Last year, a Joint Commission review at 15-bed Cross Ridge Community Hospital in Wynne, AR, found unacceptable a practice by which a daytime pharmacist retrospectively reviewed nighttime prescription orders after they were administered.
In St. Louis County, Minnesota, 25-bed Ely-Bloomenson Community Hospital was having trouble recruiting pharmacists because of a requirement they be on call at all times.
At Atoka Memorial Hospital in Oklahoma, officials assumed there were very few medication errors taking place at the 25-bed facility. They soon discovered that was not the case.
And in the Black Hills of South Dakota, 18-bed Lead-Deadwood Regional Hospital had to depend on pharmacy services from 40-bed Spearfish Regional, 15 miles away, a situation that was "untenable as Lead-Deadwood was often dependent on Spearfish's priorities," according to a new report on the use of telepharmacy in rural areas.
These four critical access hospitals in very rural regions of the nation are among some 20 small acute care facilities that are solving their problems with the use of such technologies in an effort to improve the way they dispense medications to their patients. Their situations, and the reasons for executive decisions to transition to remote prescription services, are described in a new report from the Upper Midwest Rural Health Research Center.

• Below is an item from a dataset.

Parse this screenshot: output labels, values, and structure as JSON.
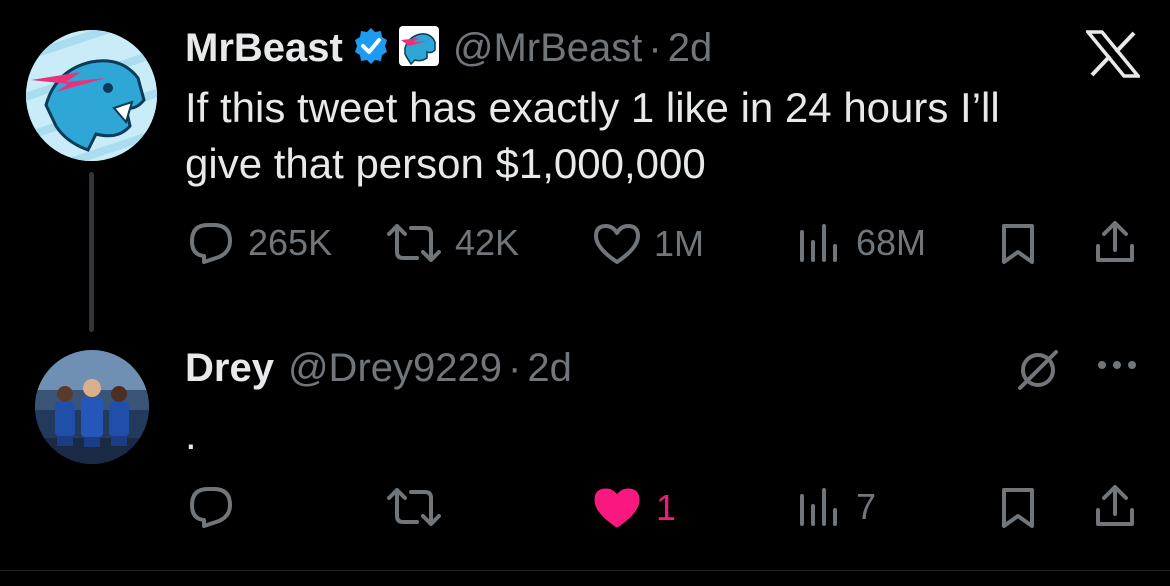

The study, "Implementation of Telepharmacy in Rural Hospitals: Potential for Improving Medication Safety" concludes that while such electronic technologies hold high promise for improving quality, very few systems have implemented them in part because of lack of state regulatory guidance or support.

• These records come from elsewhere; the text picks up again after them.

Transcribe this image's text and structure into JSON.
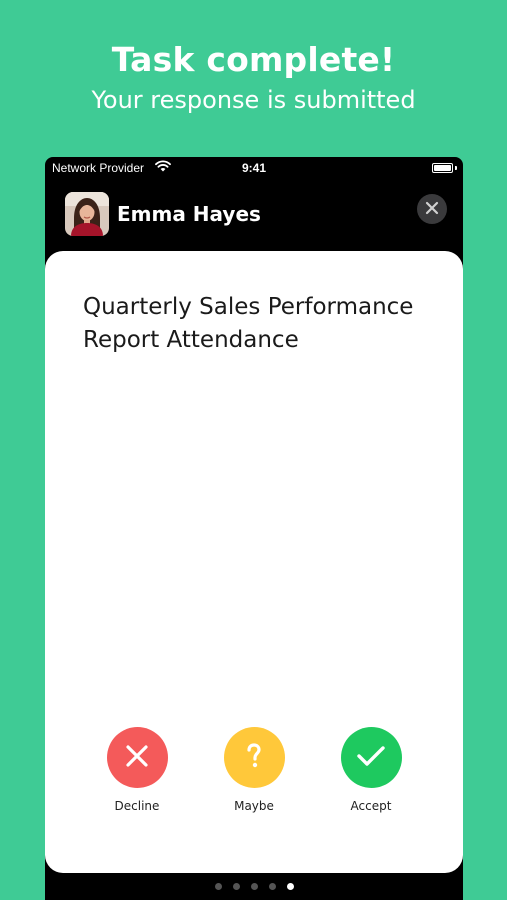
{
  "promo": {
    "headline": "Task complete!",
    "subline": "Your response is submitted"
  },
  "status_bar": {
    "carrier": "Network Provider",
    "time": "9:41",
    "wifi_icon": "wifi-icon",
    "battery_icon": "battery-icon"
  },
  "header": {
    "user_name": "Emma Hayes",
    "avatar_icon": "avatar",
    "close_icon": "close-icon"
  },
  "card": {
    "title": "Quarterly Sales Performance Report Attendance"
  },
  "actions": [
    {
      "label": "Decline",
      "icon": "x-icon",
      "color": "#f45a5a"
    },
    {
      "label": "Maybe",
      "icon": "question-icon",
      "color": "#ffc83a"
    },
    {
      "label": "Accept",
      "icon": "check-icon",
      "color": "#1ec95f"
    }
  ],
  "pagination": {
    "count": 5,
    "active_index": 4
  },
  "colors": {
    "background": "#3fcb95",
    "phone": "#000000",
    "card": "#ffffff"
  }
}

"The use of telepharmacy technology to provide pharmacist services to rural hospitals is not widespread," the report cautioned. Nevertheless, some of the hospitals that have implemented it "have seen improvements in their medication error rates." Additionally, some are tracking whether telepharmacy affects accuracy of order entry, turnaround time, number of after-hours orders, productivity of staff, overrides of automatic dispensing machines and billable revenues.
The lead author, Michelle Casey of the University of Minnesota, defines telepharmacy as the process by which a small rural hospital faxes or otherwise transmits by electronic means a medication order for review by a pharmacist at another hospital. Telepharmacy can involve the use of medication dispensing equipment that is remotely controlled, or long-distance supervision of pharmacy technicians by a pharmacist at another site, perhaps through audio-visual equipment.
For example, a pharmacist service might be shared among hospitals in the same healthcare system, or in different healthcare systems. Or hospitals may join together to contract for telepharmacy services with a commercial telepharmacy company.
Several studies have concluded that such strategies can greatly improve medication safety in rural hospitals. Nationally, there is a growing shortage of pharmacists, but nowhere is that supply as lopsided as it is in remote parts of the country.
Telepharmacy helps resolves the challenge of getting pharmacists to review orders on an as-needed urgent basis when they otherwise would have to drive 45 miles across rugged mountain roads to get to the hospital.
Today, Medicare does not require critical access hospitals to have a minimum level of pharmacy staffing, only to have "pharmaceutical services that meet the needs of the patients" and "a pharmacy directed by a registered pharmacist or a drug storage area under competent supervision," the report said.